What you will do | Every single entry that follows is to be retyped exactly.

Items from an interface collection
%%
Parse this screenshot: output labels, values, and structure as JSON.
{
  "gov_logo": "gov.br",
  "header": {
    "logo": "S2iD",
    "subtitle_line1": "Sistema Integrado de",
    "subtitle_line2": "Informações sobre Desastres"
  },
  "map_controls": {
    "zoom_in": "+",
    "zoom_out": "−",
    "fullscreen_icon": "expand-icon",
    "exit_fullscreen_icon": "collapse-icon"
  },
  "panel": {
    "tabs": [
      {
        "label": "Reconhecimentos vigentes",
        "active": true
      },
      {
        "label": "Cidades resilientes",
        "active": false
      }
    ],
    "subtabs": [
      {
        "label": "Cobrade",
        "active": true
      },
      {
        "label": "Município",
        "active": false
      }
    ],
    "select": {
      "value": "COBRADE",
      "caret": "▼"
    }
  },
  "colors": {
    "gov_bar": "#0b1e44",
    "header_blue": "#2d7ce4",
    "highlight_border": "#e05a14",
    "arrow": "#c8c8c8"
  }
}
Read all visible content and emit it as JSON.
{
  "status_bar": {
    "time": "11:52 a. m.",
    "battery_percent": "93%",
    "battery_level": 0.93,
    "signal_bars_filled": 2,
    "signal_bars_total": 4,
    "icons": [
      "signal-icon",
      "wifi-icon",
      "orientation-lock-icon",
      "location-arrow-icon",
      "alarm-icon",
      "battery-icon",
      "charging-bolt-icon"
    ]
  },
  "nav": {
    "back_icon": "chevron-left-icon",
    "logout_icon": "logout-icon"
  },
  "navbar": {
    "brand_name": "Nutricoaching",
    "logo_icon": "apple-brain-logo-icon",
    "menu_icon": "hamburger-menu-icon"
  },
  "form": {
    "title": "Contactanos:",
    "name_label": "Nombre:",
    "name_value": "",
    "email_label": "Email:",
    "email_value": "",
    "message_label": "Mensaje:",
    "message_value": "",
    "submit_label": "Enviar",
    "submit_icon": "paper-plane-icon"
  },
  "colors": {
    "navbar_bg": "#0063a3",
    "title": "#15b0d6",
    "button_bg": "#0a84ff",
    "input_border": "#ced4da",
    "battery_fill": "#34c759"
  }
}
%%
Solution for this problem |
Parse this screenshot: output labels, values, and structure as JSON.
{
  "gov_logo": "gov.br",
  "header": {
    "logo": "S2iD",
    "subtitle_line1": "Sistema Integrado de",
    "subtitle_line2": "Informações sobre Desastres"
  },
  "map_controls": {
    "zoom_in": "+",
    "zoom_out": "−",
    "fullscreen_icon": "expand-icon",
    "exit_fullscreen_icon": "collapse-icon"
  },
  "panel": {
    "tabs": [
      {
        "label": "Reconhecimentos vigentes",
        "active": true
      },
      {
        "label": "Cidades resilientes",
        "active": false
      }
    ],
    "subtabs": [
      {
        "label": "Cobrade",
        "active": true
      },
      {
        "label": "Município",
        "active": false
      }
    ],
    "select": {
      "value": "COBRADE",
      "caret": "▼"
    }
  },
  "colors": {
    "gov_bar": "#0b1e44",
    "header_blue": "#2d7ce4",
    "highlight_border": "#e05a14",
    "arrow": "#c8c8c8"
  }
}
Read all visible content and emit it as JSON.
{
  "status_bar": {
    "time": "11:52 a. m.",
    "battery_percent": "93%",
    "battery_level": 0.93,
    "signal_bars_filled": 2,
    "signal_bars_total": 4,
    "icons": [
      "signal-icon",
      "wifi-icon",
      "orientation-lock-icon",
      "location-arrow-icon",
      "alarm-icon",
      "battery-icon",
      "charging-bolt-icon"
    ]
  },
  "nav": {
    "back_icon": "chevron-left-icon",
    "logout_icon": "logout-icon"
  },
  "navbar": {
    "brand_name": "Nutricoaching",
    "logo_icon": "apple-brain-logo-icon",
    "menu_icon": "hamburger-menu-icon"
  },
  "form": {
    "title": "Contactanos:",
    "name_label": "Nombre:",
    "name_value": "",
    "email_label": "Email:",
    "email_value": "",
    "message_label": "Mensaje:",
    "message_value": "",
    "submit_label": "Enviar",
    "submit_icon": "paper-plane-icon"
  },
  "colors": {
    "navbar_bg": "#0063a3",
    "title": "#15b0d6",
    "button_bg": "#0a84ff",
    "input_border": "#ced4da",
    "battery_fill": "#34c759"
  }
}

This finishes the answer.